>>>
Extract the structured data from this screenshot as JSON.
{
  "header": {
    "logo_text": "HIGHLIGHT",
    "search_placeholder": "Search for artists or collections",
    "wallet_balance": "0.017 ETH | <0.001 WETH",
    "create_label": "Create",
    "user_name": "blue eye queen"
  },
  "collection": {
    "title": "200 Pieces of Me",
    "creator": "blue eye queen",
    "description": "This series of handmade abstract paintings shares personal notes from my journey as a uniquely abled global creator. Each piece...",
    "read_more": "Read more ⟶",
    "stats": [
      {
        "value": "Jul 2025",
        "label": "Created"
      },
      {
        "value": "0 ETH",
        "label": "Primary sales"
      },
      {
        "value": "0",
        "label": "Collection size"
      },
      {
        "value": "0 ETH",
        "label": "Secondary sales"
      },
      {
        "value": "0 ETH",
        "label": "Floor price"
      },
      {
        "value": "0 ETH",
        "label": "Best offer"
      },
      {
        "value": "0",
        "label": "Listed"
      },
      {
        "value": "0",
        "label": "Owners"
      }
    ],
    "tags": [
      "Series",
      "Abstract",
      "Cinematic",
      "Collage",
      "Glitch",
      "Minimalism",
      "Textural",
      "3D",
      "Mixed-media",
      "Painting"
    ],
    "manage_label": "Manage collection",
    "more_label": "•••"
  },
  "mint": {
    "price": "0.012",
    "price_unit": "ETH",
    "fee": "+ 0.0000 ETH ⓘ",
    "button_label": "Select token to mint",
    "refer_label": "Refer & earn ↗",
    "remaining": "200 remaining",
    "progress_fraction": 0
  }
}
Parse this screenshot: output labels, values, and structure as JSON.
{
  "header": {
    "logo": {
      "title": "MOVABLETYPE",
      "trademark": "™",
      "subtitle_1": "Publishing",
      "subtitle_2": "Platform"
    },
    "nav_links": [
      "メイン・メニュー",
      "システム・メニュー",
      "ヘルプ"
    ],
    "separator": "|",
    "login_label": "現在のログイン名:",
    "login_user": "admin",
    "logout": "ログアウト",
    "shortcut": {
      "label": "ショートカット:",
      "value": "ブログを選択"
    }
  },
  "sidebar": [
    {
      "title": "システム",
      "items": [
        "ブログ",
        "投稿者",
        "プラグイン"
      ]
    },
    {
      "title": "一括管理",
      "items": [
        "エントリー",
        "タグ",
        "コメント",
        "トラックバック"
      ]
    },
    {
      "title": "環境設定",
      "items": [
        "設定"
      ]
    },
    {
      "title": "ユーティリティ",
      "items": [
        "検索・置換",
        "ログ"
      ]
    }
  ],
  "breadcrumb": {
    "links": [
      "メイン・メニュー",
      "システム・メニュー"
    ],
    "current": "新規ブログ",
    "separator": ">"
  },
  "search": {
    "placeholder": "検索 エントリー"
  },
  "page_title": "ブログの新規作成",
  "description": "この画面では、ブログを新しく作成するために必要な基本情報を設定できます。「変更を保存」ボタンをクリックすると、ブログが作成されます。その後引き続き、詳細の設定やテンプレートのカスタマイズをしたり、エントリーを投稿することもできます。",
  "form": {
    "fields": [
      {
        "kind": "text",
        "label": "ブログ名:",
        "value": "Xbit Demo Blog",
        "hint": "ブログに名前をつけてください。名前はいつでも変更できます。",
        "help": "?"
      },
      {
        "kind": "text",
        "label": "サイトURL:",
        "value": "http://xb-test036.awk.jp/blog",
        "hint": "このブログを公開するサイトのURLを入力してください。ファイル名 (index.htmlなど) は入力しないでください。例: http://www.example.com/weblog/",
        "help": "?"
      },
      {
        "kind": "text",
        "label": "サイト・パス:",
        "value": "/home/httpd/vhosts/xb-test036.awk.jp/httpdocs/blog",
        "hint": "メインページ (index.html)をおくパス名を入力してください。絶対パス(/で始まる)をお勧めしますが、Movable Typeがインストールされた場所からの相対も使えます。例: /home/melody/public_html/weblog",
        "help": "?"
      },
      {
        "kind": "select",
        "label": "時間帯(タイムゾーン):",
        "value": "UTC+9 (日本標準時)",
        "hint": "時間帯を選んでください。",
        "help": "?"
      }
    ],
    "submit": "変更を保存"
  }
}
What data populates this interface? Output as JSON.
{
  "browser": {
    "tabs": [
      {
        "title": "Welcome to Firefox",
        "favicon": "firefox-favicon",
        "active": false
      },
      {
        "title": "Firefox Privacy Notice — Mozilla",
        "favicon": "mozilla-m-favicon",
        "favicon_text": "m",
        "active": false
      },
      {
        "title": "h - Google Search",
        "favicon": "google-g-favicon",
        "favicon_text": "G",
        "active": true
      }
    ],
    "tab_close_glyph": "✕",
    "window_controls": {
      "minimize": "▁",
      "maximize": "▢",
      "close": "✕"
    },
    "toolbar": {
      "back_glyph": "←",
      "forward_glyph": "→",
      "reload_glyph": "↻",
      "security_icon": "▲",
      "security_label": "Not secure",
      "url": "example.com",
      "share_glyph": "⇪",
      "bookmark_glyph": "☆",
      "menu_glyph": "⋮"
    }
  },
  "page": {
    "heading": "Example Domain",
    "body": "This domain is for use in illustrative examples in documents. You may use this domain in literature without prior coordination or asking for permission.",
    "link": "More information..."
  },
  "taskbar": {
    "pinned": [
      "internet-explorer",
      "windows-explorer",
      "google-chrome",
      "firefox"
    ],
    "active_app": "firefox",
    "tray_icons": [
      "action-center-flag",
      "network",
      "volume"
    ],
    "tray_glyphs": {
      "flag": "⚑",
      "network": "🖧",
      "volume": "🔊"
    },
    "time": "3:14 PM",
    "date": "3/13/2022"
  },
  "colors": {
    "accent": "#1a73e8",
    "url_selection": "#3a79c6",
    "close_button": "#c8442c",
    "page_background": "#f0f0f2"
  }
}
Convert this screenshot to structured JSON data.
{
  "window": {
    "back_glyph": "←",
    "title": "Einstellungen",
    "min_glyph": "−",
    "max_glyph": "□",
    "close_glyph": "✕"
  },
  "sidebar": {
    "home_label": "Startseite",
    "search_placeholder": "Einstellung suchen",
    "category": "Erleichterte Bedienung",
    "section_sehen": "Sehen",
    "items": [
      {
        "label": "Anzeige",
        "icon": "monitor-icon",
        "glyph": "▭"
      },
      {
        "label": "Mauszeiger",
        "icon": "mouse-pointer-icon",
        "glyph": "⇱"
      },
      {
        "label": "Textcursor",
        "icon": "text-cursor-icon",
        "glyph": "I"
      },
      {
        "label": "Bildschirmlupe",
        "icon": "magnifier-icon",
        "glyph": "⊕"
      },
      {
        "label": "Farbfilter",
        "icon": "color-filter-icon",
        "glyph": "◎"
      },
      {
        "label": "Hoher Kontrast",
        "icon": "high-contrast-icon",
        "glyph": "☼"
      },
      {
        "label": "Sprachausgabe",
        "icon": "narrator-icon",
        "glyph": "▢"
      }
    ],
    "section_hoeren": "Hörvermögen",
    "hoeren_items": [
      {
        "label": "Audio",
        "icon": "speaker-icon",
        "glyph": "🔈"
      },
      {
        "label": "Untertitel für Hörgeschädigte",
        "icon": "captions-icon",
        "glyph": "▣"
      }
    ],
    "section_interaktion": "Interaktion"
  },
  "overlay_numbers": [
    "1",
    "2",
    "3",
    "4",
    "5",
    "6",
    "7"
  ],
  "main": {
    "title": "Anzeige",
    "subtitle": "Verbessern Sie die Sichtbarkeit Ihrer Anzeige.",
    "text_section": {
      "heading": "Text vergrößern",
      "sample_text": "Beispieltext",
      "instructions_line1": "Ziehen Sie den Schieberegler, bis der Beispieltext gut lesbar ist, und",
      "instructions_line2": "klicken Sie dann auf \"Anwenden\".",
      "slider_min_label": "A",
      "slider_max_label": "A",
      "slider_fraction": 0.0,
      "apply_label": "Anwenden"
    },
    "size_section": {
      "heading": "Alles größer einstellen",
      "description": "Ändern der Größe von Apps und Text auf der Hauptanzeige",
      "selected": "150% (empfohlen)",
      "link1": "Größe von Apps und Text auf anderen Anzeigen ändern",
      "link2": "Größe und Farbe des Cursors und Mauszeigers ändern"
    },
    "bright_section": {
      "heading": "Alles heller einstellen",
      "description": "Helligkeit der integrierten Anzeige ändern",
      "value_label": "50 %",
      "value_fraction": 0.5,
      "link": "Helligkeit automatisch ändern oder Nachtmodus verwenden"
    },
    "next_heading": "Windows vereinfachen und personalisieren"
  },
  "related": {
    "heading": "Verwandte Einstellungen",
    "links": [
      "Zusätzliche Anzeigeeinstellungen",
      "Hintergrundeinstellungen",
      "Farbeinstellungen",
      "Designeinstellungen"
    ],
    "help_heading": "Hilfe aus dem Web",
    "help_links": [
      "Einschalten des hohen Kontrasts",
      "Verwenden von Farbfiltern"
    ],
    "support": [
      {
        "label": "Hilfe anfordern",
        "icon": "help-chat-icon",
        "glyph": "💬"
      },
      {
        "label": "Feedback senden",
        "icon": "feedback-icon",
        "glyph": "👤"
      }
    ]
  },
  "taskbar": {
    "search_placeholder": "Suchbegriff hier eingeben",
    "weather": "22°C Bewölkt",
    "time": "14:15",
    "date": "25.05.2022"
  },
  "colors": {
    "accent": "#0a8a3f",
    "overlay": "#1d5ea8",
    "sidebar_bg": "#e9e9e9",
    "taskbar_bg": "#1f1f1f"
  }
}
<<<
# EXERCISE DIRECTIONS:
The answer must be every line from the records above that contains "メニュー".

# RESPONSE BOX:
      "メイン・メニュー",
      "システム・メニュー",
      "メイン・メニュー",
      "システム・メニュー"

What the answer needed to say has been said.